New clubs on campus foster environment for everyone


On-campus clubs return with full force this school year. The old and new clubs built a community of acceptance for all students.

To bounce back from a year of unusual attendance and abrupt scheduling, clubs have been vigorously advertising to students and electing officers. The variety of clubs offered ranges from sports to fine arts, accommodating every student’s interests. 

To get more students involved, the school hosts Club Rush: a week where students can sign up for clubs. This year’s club rush welcomed several of new clubs, including Just Dance, GSA, Harry Potter Club, and Teenage Republicans. 

Just Dance is a new club on campus this year. Club founder junior Ella Hanks started the club to promote a community where people move and dance together. “I started the club because I thought it would be a fun thing to do. It’s always fun when you’re with a group of people who are not afraid to embarrass themselves,” said Hanks. The club does not keep track of scores or compete with each other; the purpose of the club is to get active and moving. “I have a group of friends that love Just Dance, so we started the club to spread the joy,” said Hanks. 

In order to include students of all backgrounds, the GSA (gay-straight alliance) club has been formed; they meet in room C307. “The community is really nice. It’s a lot of people, and we all have something in common, so we can kind of relate that way. We’re doing a lot of team building in GSA,” said club member sophomore Lucy Salange. GSA started as a support group; when the group gained popularity, it was made into a club. 

This school year welcomes the return of Harry Potter Club, which was a prominent club in past years. Harry Potter Club is focused on being both a social club as well as a service club.
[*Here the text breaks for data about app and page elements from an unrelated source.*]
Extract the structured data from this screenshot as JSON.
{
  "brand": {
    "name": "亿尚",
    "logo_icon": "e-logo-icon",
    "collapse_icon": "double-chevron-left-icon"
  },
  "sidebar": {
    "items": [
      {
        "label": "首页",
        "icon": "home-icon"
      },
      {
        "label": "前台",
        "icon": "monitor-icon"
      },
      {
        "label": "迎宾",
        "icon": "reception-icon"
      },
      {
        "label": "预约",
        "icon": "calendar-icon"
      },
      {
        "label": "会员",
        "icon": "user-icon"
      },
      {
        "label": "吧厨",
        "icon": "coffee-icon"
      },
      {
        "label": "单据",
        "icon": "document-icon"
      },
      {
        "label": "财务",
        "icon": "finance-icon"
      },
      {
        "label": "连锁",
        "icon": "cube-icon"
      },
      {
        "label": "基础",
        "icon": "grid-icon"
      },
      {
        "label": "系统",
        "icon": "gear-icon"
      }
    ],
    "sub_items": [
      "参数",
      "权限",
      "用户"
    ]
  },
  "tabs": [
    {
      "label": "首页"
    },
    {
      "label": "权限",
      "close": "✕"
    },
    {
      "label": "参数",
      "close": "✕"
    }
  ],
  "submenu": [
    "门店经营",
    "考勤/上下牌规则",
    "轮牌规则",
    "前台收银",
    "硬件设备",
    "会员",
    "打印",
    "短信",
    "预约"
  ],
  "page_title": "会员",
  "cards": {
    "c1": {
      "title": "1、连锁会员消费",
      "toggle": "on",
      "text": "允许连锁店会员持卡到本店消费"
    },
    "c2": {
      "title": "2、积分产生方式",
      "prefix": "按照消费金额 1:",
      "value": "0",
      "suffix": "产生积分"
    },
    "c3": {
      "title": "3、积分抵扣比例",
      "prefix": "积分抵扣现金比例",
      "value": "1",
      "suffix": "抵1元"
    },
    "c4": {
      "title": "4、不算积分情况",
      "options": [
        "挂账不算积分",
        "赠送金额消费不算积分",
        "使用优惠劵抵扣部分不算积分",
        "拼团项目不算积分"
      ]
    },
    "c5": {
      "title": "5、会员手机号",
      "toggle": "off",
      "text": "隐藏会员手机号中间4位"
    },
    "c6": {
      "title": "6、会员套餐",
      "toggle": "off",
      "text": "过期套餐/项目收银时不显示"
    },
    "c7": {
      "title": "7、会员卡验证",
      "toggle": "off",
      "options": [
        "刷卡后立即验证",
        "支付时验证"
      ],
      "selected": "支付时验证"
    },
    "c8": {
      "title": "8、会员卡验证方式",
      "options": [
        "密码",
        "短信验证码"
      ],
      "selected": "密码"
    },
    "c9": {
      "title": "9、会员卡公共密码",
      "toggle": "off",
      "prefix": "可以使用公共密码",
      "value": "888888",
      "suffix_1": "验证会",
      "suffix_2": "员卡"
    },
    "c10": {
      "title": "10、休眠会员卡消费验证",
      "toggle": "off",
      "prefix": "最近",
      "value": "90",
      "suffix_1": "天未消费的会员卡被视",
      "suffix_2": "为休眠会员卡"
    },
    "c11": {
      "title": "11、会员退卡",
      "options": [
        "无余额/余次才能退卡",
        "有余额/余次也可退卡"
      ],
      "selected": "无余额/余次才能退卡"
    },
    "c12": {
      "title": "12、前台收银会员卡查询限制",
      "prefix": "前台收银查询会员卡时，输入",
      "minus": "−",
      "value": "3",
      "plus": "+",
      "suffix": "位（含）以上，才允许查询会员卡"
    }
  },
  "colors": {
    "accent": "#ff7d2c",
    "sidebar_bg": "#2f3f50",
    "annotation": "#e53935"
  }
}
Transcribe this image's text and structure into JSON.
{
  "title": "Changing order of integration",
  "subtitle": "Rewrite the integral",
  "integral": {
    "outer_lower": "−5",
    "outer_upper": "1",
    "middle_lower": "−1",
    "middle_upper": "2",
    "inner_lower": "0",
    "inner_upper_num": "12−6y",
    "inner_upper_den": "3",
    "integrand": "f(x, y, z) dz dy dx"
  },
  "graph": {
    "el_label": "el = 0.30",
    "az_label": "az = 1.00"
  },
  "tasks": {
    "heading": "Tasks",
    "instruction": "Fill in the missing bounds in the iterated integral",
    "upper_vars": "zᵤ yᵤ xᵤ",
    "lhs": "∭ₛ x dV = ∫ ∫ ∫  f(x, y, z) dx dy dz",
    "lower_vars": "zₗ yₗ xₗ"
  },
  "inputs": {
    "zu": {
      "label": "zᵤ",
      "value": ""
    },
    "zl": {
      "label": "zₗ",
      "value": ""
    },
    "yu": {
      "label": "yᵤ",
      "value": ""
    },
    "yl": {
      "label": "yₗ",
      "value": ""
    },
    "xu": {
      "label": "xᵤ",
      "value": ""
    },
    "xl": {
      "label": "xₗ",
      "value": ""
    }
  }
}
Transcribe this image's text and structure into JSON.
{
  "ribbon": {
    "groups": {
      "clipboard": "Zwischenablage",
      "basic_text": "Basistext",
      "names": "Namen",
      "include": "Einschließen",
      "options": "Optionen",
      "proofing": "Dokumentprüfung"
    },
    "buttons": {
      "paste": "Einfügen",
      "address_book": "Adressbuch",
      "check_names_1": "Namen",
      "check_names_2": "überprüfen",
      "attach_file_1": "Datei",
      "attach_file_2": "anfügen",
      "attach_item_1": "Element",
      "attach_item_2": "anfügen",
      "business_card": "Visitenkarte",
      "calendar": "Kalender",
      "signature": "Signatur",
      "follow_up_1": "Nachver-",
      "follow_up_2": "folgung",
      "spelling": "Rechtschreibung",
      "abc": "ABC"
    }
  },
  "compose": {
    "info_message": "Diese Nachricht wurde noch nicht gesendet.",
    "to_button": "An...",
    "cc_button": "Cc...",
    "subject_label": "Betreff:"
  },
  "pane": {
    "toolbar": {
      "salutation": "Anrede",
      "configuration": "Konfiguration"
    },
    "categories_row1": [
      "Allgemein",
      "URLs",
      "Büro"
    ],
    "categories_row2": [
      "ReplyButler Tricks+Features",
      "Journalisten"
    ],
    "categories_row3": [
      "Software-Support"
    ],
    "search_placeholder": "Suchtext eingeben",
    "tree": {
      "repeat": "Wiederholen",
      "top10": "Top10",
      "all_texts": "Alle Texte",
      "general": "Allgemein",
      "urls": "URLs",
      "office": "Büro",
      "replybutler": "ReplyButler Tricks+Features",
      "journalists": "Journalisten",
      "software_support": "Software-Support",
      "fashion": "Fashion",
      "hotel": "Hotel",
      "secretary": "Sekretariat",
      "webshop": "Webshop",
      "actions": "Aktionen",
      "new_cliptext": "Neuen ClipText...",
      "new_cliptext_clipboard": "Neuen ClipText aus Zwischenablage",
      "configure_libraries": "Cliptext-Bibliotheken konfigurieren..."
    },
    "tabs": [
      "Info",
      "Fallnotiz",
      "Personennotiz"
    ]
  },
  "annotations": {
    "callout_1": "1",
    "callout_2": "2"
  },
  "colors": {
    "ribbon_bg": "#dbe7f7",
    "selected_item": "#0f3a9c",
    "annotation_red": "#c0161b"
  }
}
The club meets in room C307 “There are a lot of kids that share the same interest in Harry Potter, and they want to give back to the school,” said club sponsor Madi Long-Blanchard. Long-Blanchard believes that this club will help students create connections that last beyond high school. The Harry Potter Club plans to host a number of activities such as movie nights, book drives, and a sorting ceremony for the members of the club. 

The purpose of the Teenage Republican Club is to promote conservative values on campus. The club meets in the North Pod of the Auditorium. “I joined the club because I felt that there wasn’t a large voice for conservative ideals on campus,” said senior Tate Infanger. The members want to create a space for people to come together and talk and bring more conservative values to campus. 

Whether students want to make a change in the environment or build up their college applications, clubs are open to them. Depending on the club, being involved at school has little to no cost and can create a different atmosphere for the rest of high school. Clubs are an opportunity for students with similar interests to become more involved in the school.